That agreement also involves a plan to close 17 Atlantic salmon aquaculture sites in the area, following fish farm occupations by Indigenous people opposed to the industry on their territories.

Those occupations stemmed from “the fear that this industry was wiping out their fish,” she said.

She said PRV screening could dramatically reduce profits in the aquaculture industry, and that inaction by DFO reflects “regulatory capture” – an outsized influence of industry on government.

“If the minister of fisheries follows the law of Canada and screens these fish and does not allow the infected ones to go into the water, I don’t think the fish farm industry has enough fish to keep farming in these waters, and I think that is the crux of the problem,” Morton said.

She said the ruling will encourage companies to move their operations into land-based closed containment facilities.

-With files from Canadian Press


@davidgordonkoch
david.koch@campbellrivermirror.com

Like us on Facebook and follow us on Twitter

Get local stories you won't find anywhere else right to your inbox.
Sign up here

Just Posted

Five fun things to do on Family Day in Campbell River

Outside or inside, we’ve got you covered with ideas for both

Campbell River City Council to look at more protection measures for great blue herons

Initial recommendation report came back with a few options, which will now be fleshed out

Campbell River Midget Tyees claim semi-final victory in overtime over Peninsula Eagles

The Campbell River Midget Tyees won their semi-final playoff game at Rod… Continue reading

Campbell River RCMP step up patrols to counteract rise in vehicle break-ins

In the last three weeks, The Campbell River RCMP has seen an… Continue reading

‘Blanket’ secondary suites bylaw for Campbell River stalls after first reading

Suites may be allowed in ‘all new construction’ but possibly not in ‘established neighbourhoods’

VIDEO: Minister reports ‘modest progress’ after blockade talks with First Nation

Wet’suwet’en hereditary chiefs say Coastal GasLink does not have authority to go through their lands

Henrique scores 2 as Ducks soar past Canucks 5-1

Vancouver tumbles out of top spot in Pacific Division

Trudeau cancels Caribbean trip amid pipeline protests across Canada

Protests against Coastal GasLink have disrupted rail service

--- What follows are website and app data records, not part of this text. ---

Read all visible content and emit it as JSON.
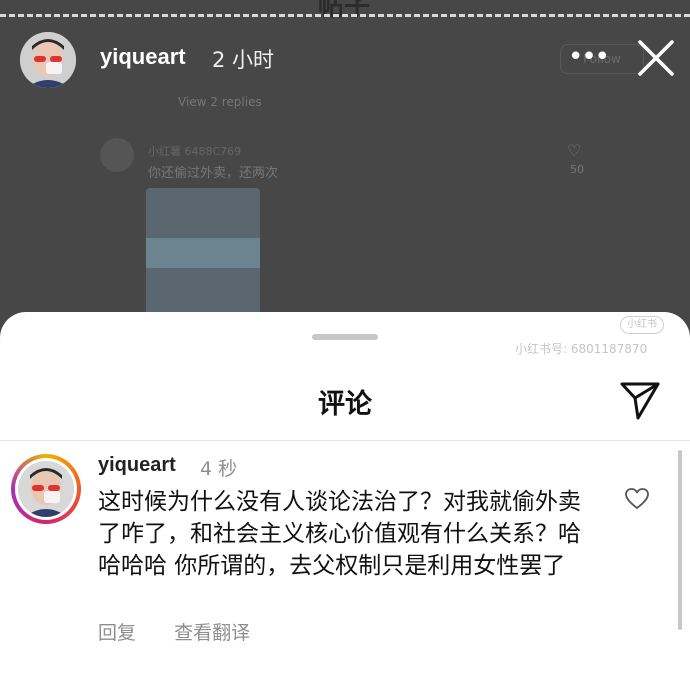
{
  "background": {
    "title": "帖子",
    "follow_label": "Follow",
    "view_replies": "View 2 replies",
    "comment_user": "小红薯 6488C769",
    "comment_text": "你还偷过外卖，还两次",
    "like_count": "50"
  },
  "story": {
    "username": "yiqueart",
    "time": "2 小时",
    "more_icon": "more-horizontal-icon",
    "close_icon": "close-icon"
  },
  "sheet": {
    "title": "评论",
    "send_icon": "send-icon"
  },
  "comment": {
    "username": "yiqueart",
    "time": "4 秒",
    "text": "这时候为什么没有人谈论法治了？对我就偷外卖了咋了，和社会主义核心价值观有什么关系？哈哈哈哈 你所谓的，去父权制只是利用女性罢了",
    "reply_label": "回复",
    "translate_label": "查看翻译",
    "heart_icon": "heart-outline-icon"
  },
  "watermark": {
    "logo": "小红书",
    "id_text": "小红书号: 6801187870"
  }
}
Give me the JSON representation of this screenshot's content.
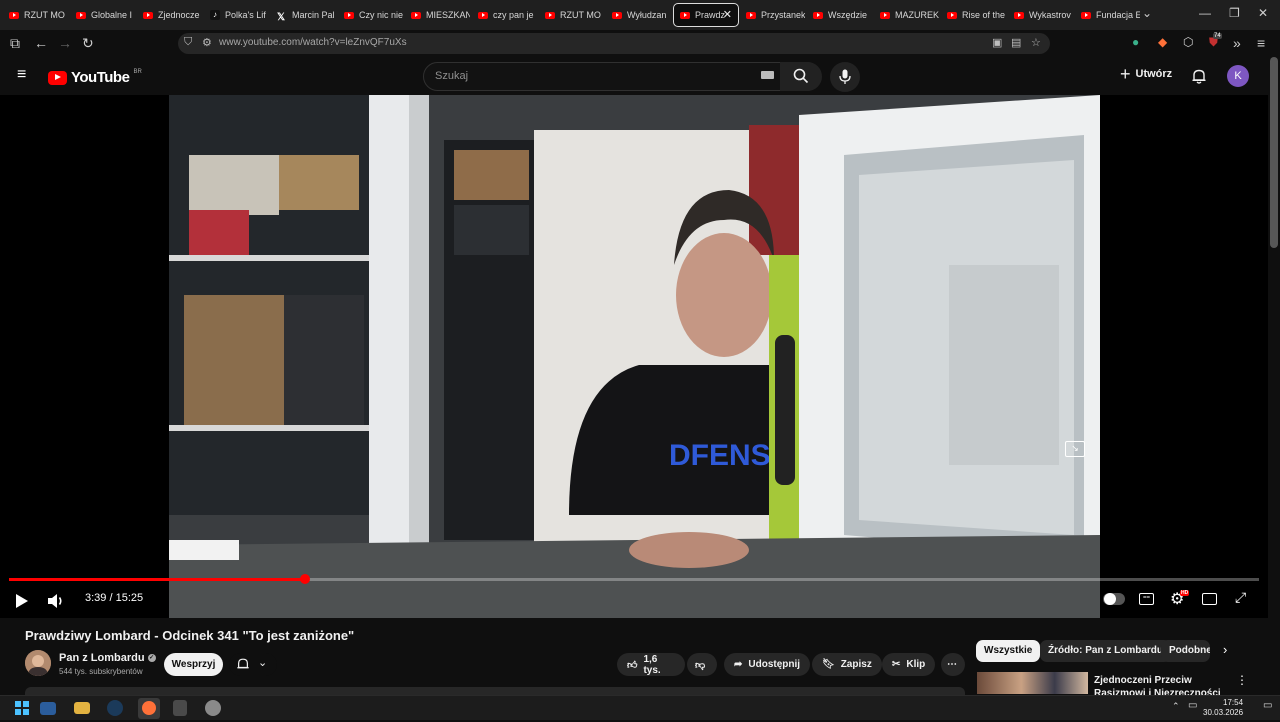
{
  "browser": {
    "tabs": [
      {
        "title": "RZUT MO",
        "icon": "youtube-icon"
      },
      {
        "title": "Globalne I",
        "icon": "youtube-icon"
      },
      {
        "title": "Zjednocze",
        "icon": "youtube-icon"
      },
      {
        "title": "Polka's Lif",
        "icon": "tiktok-icon"
      },
      {
        "title": "Marcin Pal",
        "icon": "x-icon"
      },
      {
        "title": "Czy nic nie",
        "icon": "youtube-icon"
      },
      {
        "title": "MIESZKAN",
        "icon": "youtube-icon"
      },
      {
        "title": "czy pan je",
        "icon": "youtube-icon"
      },
      {
        "title": "RZUT MO",
        "icon": "youtube-icon"
      },
      {
        "title": "Wyłudzan",
        "icon": "youtube-icon"
      },
      {
        "title": "Prawdz",
        "icon": "youtube-icon",
        "active": true
      },
      {
        "title": "Przystanek",
        "icon": "youtube-icon"
      },
      {
        "title": "Wszędzie",
        "icon": "youtube-icon"
      },
      {
        "title": "MAZUREK",
        "icon": "youtube-icon"
      },
      {
        "title": "Rise of the",
        "icon": "youtube-icon"
      },
      {
        "title": "Wykastrov",
        "icon": "youtube-icon"
      },
      {
        "title": "Fundacja E",
        "icon": "youtube-icon"
      }
    ],
    "url": "www.youtube.com/watch?v=leZnvQF7uXs",
    "extension_badge": "74"
  },
  "youtube": {
    "logo_text": "YouTube",
    "region": "BR",
    "search_placeholder": "Szukaj",
    "create_label": "Utwórz",
    "avatar_letter": "K"
  },
  "player": {
    "current_time": "3:39",
    "duration": "15:25",
    "time_display": "3:39 / 15:25",
    "progress_fraction": 0.237,
    "hd_badge": "HD"
  },
  "video": {
    "title": "Prawdziwy Lombard - Odcinek 341 \"To jest zaniżone\"",
    "channel": "Pan z Lombardu",
    "subscribers": "544 tys. subskrybentów",
    "support_label": "Wesprzyj",
    "likes": "1,6 tys.",
    "share_label": "Udostępnij",
    "save_label": "Zapisz",
    "clip_label": "Klip"
  },
  "recommendations": {
    "chips": [
      "Wszystkie",
      "Źródło: Pan z Lombardu",
      "Podobne"
    ],
    "first_title": "Zjednoczeni Przeciw Rasizmowi i Niezręczności"
  },
  "taskbar": {
    "time": "17:54",
    "date": "30.03.2026"
  },
  "colors": {
    "accent": "#ff0000",
    "background": "#0f0f0f",
    "pill": "#272727"
  }
}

B.C. VIEWS: Inaction on pipeline protests not a viable response

Columnist Frank Bucholtz on how the Coastal GasLink pipeline dispute got so bad

PHOTOS: Top 10 memories of the 2010 Olympics

Black Press Media’s Jenna Hauck, shares some of her most memorable images of 2010 Winter Games

#FoxForFiver: Support grows in B.C. to put Terry Fox on new $5 bill

Terry Fox’ Marathon of Hope raised money for cancer research

Registration opens soon for BC 55+ Games in Richmond

2020 55+ Games have been officially scheduled for Sept. 15 to 19

Trudeau confers with cabinet ministers as rail blockades continue

The Trudeau government has been criticized for not doing more to end the blockades

Canadian nurses’ unions warn national standards for coronavirus protection too low

President says safety protocols nationwide are inadequate compared to those in Ontario and other countries

Most Read